For example, you may want that fresh-baked chocolate chip cookie but you know that eating the cookie by itself causes your blood sugar to spike and gives you a headache. After asking yourself, “what do I need most right now”, you might choose a glass of milk with half of the cookie. The protein from the milk helps stabilize your blood glucose, and the cookie satisfies your tastes.

Intuitive Eating with type 2 diabetes considers both your physical and emotional needs.

Using Data to Help You Become More Intuitive

Intuitive Eating attends to physical hunger, stomach fullness, and taste satisfaction. How can you do that and still keep your diabetes numbers in target range?

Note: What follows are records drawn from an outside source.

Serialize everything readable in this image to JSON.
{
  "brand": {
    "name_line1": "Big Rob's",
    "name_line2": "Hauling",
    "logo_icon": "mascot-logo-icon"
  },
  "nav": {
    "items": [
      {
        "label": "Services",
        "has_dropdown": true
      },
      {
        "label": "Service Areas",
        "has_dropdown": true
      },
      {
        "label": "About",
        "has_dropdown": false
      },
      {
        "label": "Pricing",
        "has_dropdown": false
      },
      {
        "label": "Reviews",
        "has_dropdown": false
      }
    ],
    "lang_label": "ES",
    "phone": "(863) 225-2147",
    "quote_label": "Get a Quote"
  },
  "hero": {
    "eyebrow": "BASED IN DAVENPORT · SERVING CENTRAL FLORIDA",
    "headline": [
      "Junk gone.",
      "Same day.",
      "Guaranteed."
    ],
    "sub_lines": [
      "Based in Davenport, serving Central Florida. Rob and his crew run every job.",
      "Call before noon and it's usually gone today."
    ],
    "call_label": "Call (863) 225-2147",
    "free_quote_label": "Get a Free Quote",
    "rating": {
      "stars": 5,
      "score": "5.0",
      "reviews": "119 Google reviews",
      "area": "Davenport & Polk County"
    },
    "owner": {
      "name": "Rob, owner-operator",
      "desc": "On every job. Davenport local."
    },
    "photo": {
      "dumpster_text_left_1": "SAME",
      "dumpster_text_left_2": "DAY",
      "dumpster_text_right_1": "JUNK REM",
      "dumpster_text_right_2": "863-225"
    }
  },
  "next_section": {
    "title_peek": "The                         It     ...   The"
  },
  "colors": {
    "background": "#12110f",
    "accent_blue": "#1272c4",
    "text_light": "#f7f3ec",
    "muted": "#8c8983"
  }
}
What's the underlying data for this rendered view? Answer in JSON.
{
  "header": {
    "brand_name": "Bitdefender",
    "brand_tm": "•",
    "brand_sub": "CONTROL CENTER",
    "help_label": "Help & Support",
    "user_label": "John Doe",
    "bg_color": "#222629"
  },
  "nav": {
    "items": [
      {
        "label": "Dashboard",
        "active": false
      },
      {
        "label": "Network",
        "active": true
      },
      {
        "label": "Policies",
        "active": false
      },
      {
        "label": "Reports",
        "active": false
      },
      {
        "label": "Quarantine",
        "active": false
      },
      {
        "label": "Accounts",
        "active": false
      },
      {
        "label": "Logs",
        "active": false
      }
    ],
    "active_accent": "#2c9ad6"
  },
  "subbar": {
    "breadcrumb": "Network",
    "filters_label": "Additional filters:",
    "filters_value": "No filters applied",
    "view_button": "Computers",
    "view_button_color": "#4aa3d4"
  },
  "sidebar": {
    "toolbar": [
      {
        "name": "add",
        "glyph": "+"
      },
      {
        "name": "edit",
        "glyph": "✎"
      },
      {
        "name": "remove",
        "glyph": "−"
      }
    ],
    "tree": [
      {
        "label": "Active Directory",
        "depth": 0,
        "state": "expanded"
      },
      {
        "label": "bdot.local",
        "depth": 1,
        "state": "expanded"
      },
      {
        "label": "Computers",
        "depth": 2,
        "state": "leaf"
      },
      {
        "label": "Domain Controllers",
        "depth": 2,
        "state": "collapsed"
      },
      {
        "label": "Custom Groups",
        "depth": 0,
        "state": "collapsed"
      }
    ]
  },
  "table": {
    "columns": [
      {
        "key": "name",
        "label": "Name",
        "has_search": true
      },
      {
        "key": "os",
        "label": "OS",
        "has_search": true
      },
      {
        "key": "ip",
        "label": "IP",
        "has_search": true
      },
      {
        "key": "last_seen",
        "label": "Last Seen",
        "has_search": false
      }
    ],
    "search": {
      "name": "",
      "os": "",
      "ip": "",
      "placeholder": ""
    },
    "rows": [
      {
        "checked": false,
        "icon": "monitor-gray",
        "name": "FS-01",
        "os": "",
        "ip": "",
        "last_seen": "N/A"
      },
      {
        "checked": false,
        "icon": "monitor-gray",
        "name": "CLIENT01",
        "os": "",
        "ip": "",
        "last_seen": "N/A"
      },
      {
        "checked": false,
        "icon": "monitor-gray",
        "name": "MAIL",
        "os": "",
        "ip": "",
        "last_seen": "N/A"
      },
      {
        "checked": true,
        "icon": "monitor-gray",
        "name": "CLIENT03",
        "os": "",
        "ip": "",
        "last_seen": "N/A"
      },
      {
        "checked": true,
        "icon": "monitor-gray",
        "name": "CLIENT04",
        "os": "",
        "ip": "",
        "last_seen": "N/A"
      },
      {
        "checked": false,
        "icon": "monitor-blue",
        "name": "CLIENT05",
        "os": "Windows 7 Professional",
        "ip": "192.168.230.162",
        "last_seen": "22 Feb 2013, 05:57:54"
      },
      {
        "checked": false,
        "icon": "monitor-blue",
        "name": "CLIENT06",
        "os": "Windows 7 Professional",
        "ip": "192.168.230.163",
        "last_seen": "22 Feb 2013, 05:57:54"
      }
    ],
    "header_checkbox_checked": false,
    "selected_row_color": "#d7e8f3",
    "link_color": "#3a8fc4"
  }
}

Start with figuring out which foods make your blood sugar spike the most. Take three days and track blood sugar before and after your meals. Track which foods you ate. Notice which foods caused the highest spikes. Write these down on a list. The next time you want to enjoy one of these foods, you may try eating protein with it or eating a smaller amount. Eating this way allows you to eat with satisfaction, while managing your condition.

Changing Habits with Intuitive Eating

Intuitive Eating focuses on the process and not solely on measured outcomes. Eating with intention might be easy on some days and totally absent on others. Start simple. It takes time to change habits. Similar to a muscle, the more you practice the stronger it gets and the easier it becomes.

The information we provide at welldoc.com and welldoc.com/blog is not medical advice, nor is it intended to replace a consultation with a medical professional. Please inform your physician of any changes you make to your diet or lifestyle and discuss these changes with them. If you have questions or concerns about any medical conditions you may have, please contact your physician.